This post is inspired by the #blimage series. Read about the genesis of it here with Steve Wheeler. Thanks to Don Taylor for the challenge/invitation to contribute. Don posted a selection of images. Naturally I chose the cricket picture to write about.
10 years ago, England famously won The Ashes for the first time since 1987. I was working at QA at the time and vividly remember having a discussion with a colleague about the marketing campaigns that were running throughout that summer. He said we should have some kind of Ashes references linked to our training courses at the time – one dayers, five day tests, that kind of thing. To which I scoffed and said ‘nobody really cares about cricket’. Because at that time I didn’t care about cricket. And by the way how wrong was I given how much coverage that particular series gained at the time and ever after!
I grew up as a lover of sport. As a tomboy who wished to be like my hero George from the Famous Five, I played football with the boys, collected Panini sticker albums and, being Welsh, fully embraced rugby madness from a young age. But cricket? No thanks. How could a game where nothing happens possibly be of any interest?
But then during the 2005 Ashes series, the Edgbaston test happened. Mr G is a big cricket fan and previously I had always left him to it. But for some reason – probably as the match started getting tighter and tighter – I got drawn in. As he started to explain the rules I found myself barely able to peek out from behind the sofa as England beat Australia by two measly runs. It had been so tense, so thrilling that I found myself hooked.
Now, as England are on the verge of winning this current Ashes series and having even travelled to South Africa on my honeymoon to watch England play, I am indeed a bit of a cricket tragic. But why this change of heart? Without wishing to sound like a headmistress, I believe it has to do with learning the rules.

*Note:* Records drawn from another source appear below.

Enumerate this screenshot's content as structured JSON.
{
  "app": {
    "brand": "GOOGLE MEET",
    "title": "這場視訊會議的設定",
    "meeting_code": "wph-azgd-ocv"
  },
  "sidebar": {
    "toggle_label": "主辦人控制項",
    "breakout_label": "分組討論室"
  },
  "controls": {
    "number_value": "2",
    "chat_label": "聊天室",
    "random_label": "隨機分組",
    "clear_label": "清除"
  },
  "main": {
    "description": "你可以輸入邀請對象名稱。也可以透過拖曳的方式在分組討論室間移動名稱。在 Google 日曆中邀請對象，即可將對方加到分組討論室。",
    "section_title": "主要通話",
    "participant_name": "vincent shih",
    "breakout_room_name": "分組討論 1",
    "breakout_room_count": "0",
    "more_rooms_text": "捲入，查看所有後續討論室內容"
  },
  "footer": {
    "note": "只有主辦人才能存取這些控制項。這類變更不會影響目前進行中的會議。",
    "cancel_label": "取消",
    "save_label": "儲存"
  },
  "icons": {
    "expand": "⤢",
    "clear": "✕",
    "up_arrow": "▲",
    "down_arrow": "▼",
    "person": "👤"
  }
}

When I had previously looked at cricket on the TV, it didn’t interest me because I had no idea what was going on beyond the fact that the bloke in the middle is meant to hit the ball that the other guy is throwing in his general direction. So far, so dull. But once Mr G had drawn me a map of the field placings (I still have it), started to explain the different types of bowling and shots that can be played, it became more interesting. Also the fact that the match at Edgbaston was such a tightly fought contest engaged me with its drama, so I had more of an interest in gaining a deeper understanding of what was going on. And I have been on a journey with this beautiful game ever since. It isn’t like football or rugby where I grew up just inherently knowing the rules and understanding the subtleties of the game. I am constantly learning more about the intricacies of reverse swing or the impact of a turning pitch, and I love it.
Because you see, without the rules and the complexities of the game, all the hitting of balls in the world wouldn’t mean very much. It is the rules that make it interesting. And how the players work within those rules. Muralitharan has a crazy bowling action that many felt broke the rules of cricket. Kevin Pieterson’s switch hits provoked controversy, with many feeling the shot should be outlawed.
So what’s the learning message in this? Well, from my own perspective, I knew as soon as I saw the cricket picture that I would pen something about the journey I have been on with this beautiful game. It is a journey because I am still learning about it. But as someone who hates instruction manuals and never reads the rules of board games properly before starting to play, it’s a funny realisation that rules can work in our – my – favour.
However, the best thing about rules is that they’re made to be broken right? Here’s a quote from Picasso which is something of a perfect philosophy for me. I think I will have to actually read some of those instruction manuals from now on…